NASA has pinpointed India’s missing Vikram lander through the lens of its Lunar Reconnaissance Orbiter Camera, bringing an end to a three-month search for the fragmented spacecraft. New images from the NASA orbiter reveal the exact spot that the lander impacted on the Moon, along with how far its debris is scattered across the surface.

The Chandrayaan-2 mission was all going to plan on September 7 as mission control released the Vikram lander module from the orbiting spacecraft in a bid to make India just the fourth nation to touch down on the Moon. But contact was lost on descent, with the Vikram lander going silent around 2 km (1.2 mi) from the surface and remaining that way since.

Indian Space Research Organisation (ISRO) officials told local press soon after that the lander had been located on the surface and that it must have endured a hard landing. They then set about re-establishing contact, though visual evidence or confirmation of the destroyed lander’s whereabouts had not been forthcoming.

For the past few months, NASA’s Lunar Reconnaissance Orbiter has been circling the Moon with mission control keeping an eye out for India’s lost lander. By collecting images of the area the ISRO had targeted for its Moon landing, the team was able to compare before and after shots of the surface and tease out some differences that have now revealed its whereabouts.

The main crash site and impact crater is surrounded by a smattering of debris stretching hundreds of meters away. These are seen in green in the image below, while the blue dots represent disturbed lunar soil.

Image shows the crash site for India's Vikram lunar lander, with debris denoted in green and disturbed soil in blue
Image shows the crash site for India's Vikram lunar lander, with debris denoted in green and disturbed soil in blue

While the Vikram module didn’t survive the landing attempt, India’s Chandrayaan-2 continues to orbit the Moon carrying out valuable science. This includes using its eight scientific instruments to study the Moon’s topography, chemical composition and mineral distribution, as well as snapping ultra-sharp images of the surface.

Source: NASA

5 comments
paul314
That's quite a bit worse than a hard landing. Back of the envelope says if the probe fell without braking from 2 km it would be moving at about 300 km/h on impact, which would certainly be enough to rupture fuel tanks.
James Watt
If NASA has the capability for photos of the surface this sharp, couldn't they publish pictures of the Apollo landing sites finally disproving the Hollywood studio conspiracy theories about the moon landings?
paul314
@James Watt I'm sure that if they did, all the conspiracy theorists would admit they were wrong and apologize for having wasted everyone's time.

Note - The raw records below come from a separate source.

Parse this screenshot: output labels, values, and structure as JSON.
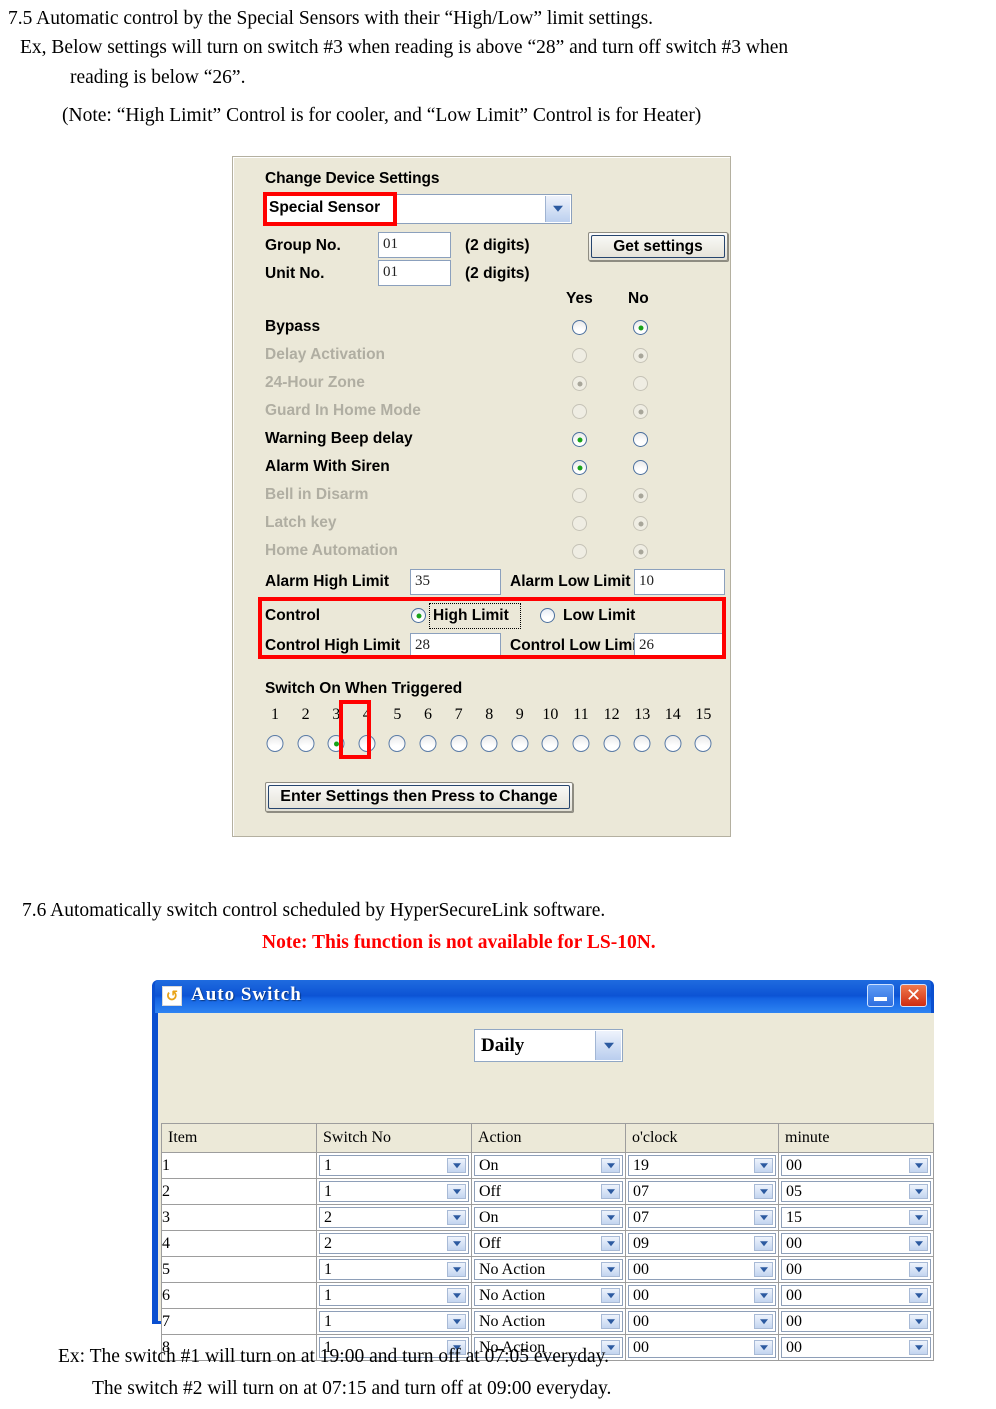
{
  "doc": {
    "section_75": "7.5 Automatic control by the Special Sensors with their “High/Low” limit settings.",
    "example_line1": "Ex, Below settings will turn on switch #3 when reading is above “28” and turn off switch #3 when",
    "example_line2": "reading is below “26”.",
    "note_line": "(Note: “High Limit” Control is for cooler, and “Low Limit” Control is for Heater)",
    "section_76": "7.6 Automatically switch control scheduled by HyperSecureLink software.",
    "ls_note": "Note: This function is not available for LS-10N.",
    "ls_note_color": "#ff0000",
    "example_bottom1": "Ex: The switch #1 will turn on at 19:00 and turn off at 07:05 everyday.",
    "example_bottom2": "The switch #2 will turn on at 07:15 and turn off at 09:00 everyday."
  },
  "device_dialog": {
    "title": "Change Device Settings",
    "sensor_select": {
      "value": "Special Sensor",
      "highlight_color": "#ff0000"
    },
    "group_no": {
      "label": "Group No.",
      "value": "01",
      "hint": "(2 digits)"
    },
    "unit_no": {
      "label": "Unit No.",
      "value": "01",
      "hint": "(2 digits)"
    },
    "get_settings_label": "Get settings",
    "yes_header": "Yes",
    "no_header": "No",
    "options": [
      {
        "label": "Bypass",
        "enabled": true,
        "selected": "no"
      },
      {
        "label": "Delay Activation",
        "enabled": false,
        "selected": "no"
      },
      {
        "label": "24-Hour Zone",
        "enabled": false,
        "selected": "yes"
      },
      {
        "label": "Guard In Home Mode",
        "enabled": false,
        "selected": "no"
      },
      {
        "label": "Warning Beep delay",
        "enabled": true,
        "selected": "yes"
      },
      {
        "label": "Alarm With Siren",
        "enabled": true,
        "selected": "yes"
      },
      {
        "label": "Bell in Disarm",
        "enabled": false,
        "selected": "no"
      },
      {
        "label": "Latch key",
        "enabled": false,
        "selected": "no"
      },
      {
        "label": "Home Automation",
        "enabled": false,
        "selected": "no"
      }
    ],
    "alarm_high_limit": {
      "label": "Alarm High Limit",
      "value": "35"
    },
    "alarm_low_limit": {
      "label": "Alarm Low Limit",
      "value": "10"
    },
    "control": {
      "label": "Control",
      "high_limit_label": "High Limit",
      "low_limit_label": "Low Limit",
      "selected": "high"
    },
    "control_high_limit": {
      "label": "Control High Limit",
      "value": "28"
    },
    "control_low_limit": {
      "label": "Control Low Limit",
      "value": "26"
    },
    "switch_section_title": "Switch On When Triggered",
    "switch_numbers": [
      "1",
      "2",
      "3",
      "4",
      "5",
      "6",
      "7",
      "8",
      "9",
      "10",
      "11",
      "12",
      "13",
      "14",
      "15"
    ],
    "switch_selected": 3,
    "enter_settings_label": "Enter Settings then Press to Change",
    "background_color": "#ebe8d8"
  },
  "auto_switch_window": {
    "title": "Auto Switch",
    "icon": "refresh-icon",
    "minimize_label": "_",
    "close_label": "✕",
    "titlebar_color": "#0a53d4",
    "frequency_select": {
      "value": "Daily"
    },
    "table": {
      "headers": [
        "Item",
        "Switch No",
        "Action",
        "o'clock",
        "minute"
      ],
      "rows": [
        {
          "item": "1",
          "switch_no": "1",
          "action": "On",
          "oclock": "19",
          "minute": "00"
        },
        {
          "item": "2",
          "switch_no": "1",
          "action": "Off",
          "oclock": "07",
          "minute": "05"
        },
        {
          "item": "3",
          "switch_no": "2",
          "action": "On",
          "oclock": "07",
          "minute": "15"
        },
        {
          "item": "4",
          "switch_no": "2",
          "action": "Off",
          "oclock": "09",
          "minute": "00"
        },
        {
          "item": "5",
          "switch_no": "1",
          "action": "No Action",
          "oclock": "00",
          "minute": "00"
        },
        {
          "item": "6",
          "switch_no": "1",
          "action": "No Action",
          "oclock": "00",
          "minute": "00"
        },
        {
          "item": "7",
          "switch_no": "1",
          "action": "No Action",
          "oclock": "00",
          "minute": "00"
        },
        {
          "item": "8",
          "switch_no": "1",
          "action": "No Action",
          "oclock": "00",
          "minute": "00"
        }
      ]
    }
  }
}
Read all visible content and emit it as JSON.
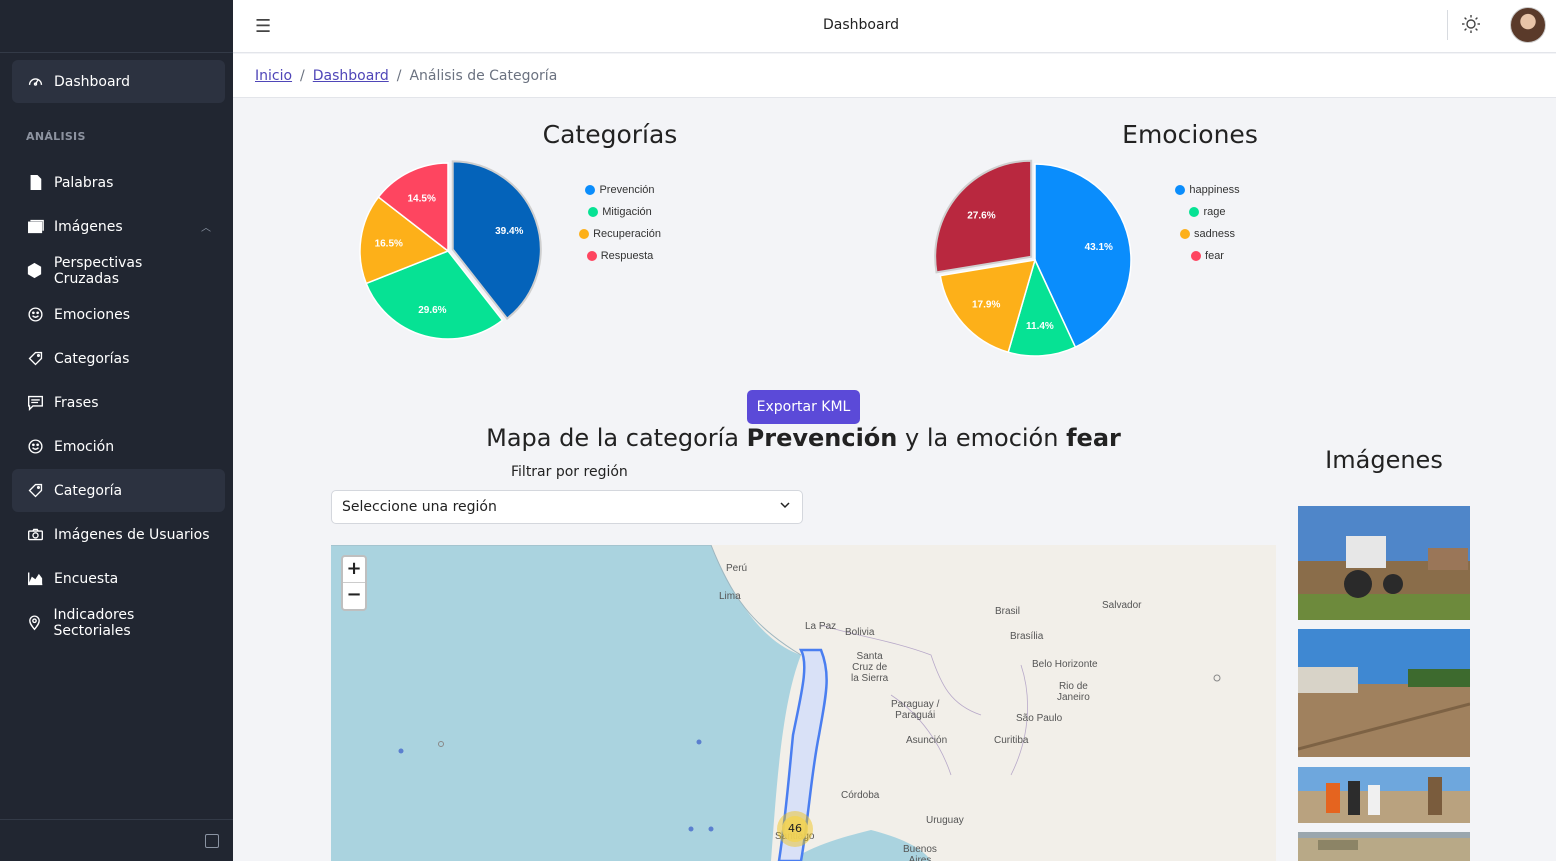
{
  "sidebar": {
    "items": [
      {
        "label": "Dashboard",
        "icon": "speedometer-icon"
      },
      {
        "label": "Palabras",
        "icon": "file-icon"
      },
      {
        "label": "Imágenes",
        "icon": "images-icon"
      },
      {
        "label": "Perspectivas Cruzadas",
        "icon": "cube-icon"
      },
      {
        "label": "Emociones",
        "icon": "smile-icon"
      },
      {
        "label": "Categorías",
        "icon": "tag-icon"
      },
      {
        "label": "Frases",
        "icon": "comment-icon"
      },
      {
        "label": "Emoción",
        "icon": "smile-icon"
      },
      {
        "label": "Categoría",
        "icon": "tag-icon"
      },
      {
        "label": "Imágenes de Usuarios",
        "icon": "camera-icon"
      },
      {
        "label": "Encuesta",
        "icon": "chart-area-icon"
      },
      {
        "label": "Indicadores Sectoriales",
        "icon": "map-pin-icon"
      }
    ],
    "section_title": "ANÁLISIS"
  },
  "header": {
    "title": "Dashboard",
    "menu_icon": "hamburger-icon",
    "theme_icon": "sun-icon"
  },
  "breadcrumb": {
    "home": "Inicio",
    "section": "Dashboard",
    "current": "Análisis de Categoría",
    "separator": "/"
  },
  "charts_title": {
    "categories": "Categorías",
    "emotions": "Emociones"
  },
  "chart_data": [
    {
      "type": "pie",
      "title": "Categorías",
      "categories": [
        "Prevención",
        "Mitigación",
        "Recuperación",
        "Respuesta"
      ],
      "values": [
        39.4,
        29.6,
        16.5,
        14.5
      ],
      "labels": [
        "39.4%",
        "29.6%",
        "16.5%",
        "14.5%"
      ],
      "colors": [
        "#0463ba",
        "#06e294",
        "#fdb019",
        "#fe4560"
      ],
      "legend_colors": [
        "#0a8dfc",
        "#06e294",
        "#fdb019",
        "#fe4560"
      ],
      "highlighted": "Prevención",
      "legend_position": "right"
    },
    {
      "type": "pie",
      "title": "Emociones",
      "categories": [
        "happiness",
        "rage",
        "sadness",
        "fear"
      ],
      "values": [
        43.1,
        11.4,
        17.9,
        27.6
      ],
      "labels": [
        "43.1%",
        "11.4%",
        "17.9%",
        "27.6%"
      ],
      "colors": [
        "#0a8dfc",
        "#06e294",
        "#fdb019",
        "#b9283f"
      ],
      "legend_colors": [
        "#0a8dfc",
        "#06e294",
        "#fdb019",
        "#fe4560"
      ],
      "highlighted": "fear",
      "legend_position": "right"
    }
  ],
  "export_button": "Exportar KML",
  "map_section": {
    "title_prefix": "Mapa de la categoría",
    "category": "Prevención",
    "title_middle": "y la emoción",
    "emotion": "fear",
    "filter_label": "Filtrar por región",
    "select_value": "Seleccione una región",
    "zoom_in": "+",
    "zoom_out": "−",
    "cluster_count": "46",
    "labels": {
      "peru": "Perú",
      "lima": "Lima",
      "brasil": "Brasil",
      "salvador": "Salvador",
      "lapaz": "La Paz",
      "bolivia": "Bolivia",
      "brasilia": "Brasília",
      "santacruz": "Santa\nCruz de\nla Sierra",
      "belo": "Belo Horizonte",
      "rio": "Rio de\nJaneiro",
      "paraguay": "Paraguay /\nParaguái",
      "saopaulo": "São Paulo",
      "asuncion": "Asunción",
      "curitiba": "Curitiba",
      "cordoba": "Córdoba",
      "uruguay": "Uruguay",
      "santiago": "Santiago",
      "buenos": "Buenos\nAires"
    }
  },
  "images_section": {
    "title": "Imágenes",
    "images": [
      "tractor-field-photo",
      "plowed-field-photo",
      "people-outdoors-photo",
      "dry-field-photo"
    ]
  }
}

None of them would invent new conspiracy theories saying the new pictures were faked, or were the result of secret space missions to put simulated moon-landing remnants at the purported landing spots. Or perhaps the result of alien tampering. Oh, wait.
Douglas Rogers
The Apollo astronauts placed one or more corner reflectors on the Moon which have been part of many diverse experiments over the years.
Graeme S
Mankind, not content with polluting our own planet, now we are polluting our nearest neighbor ... will we ever learn?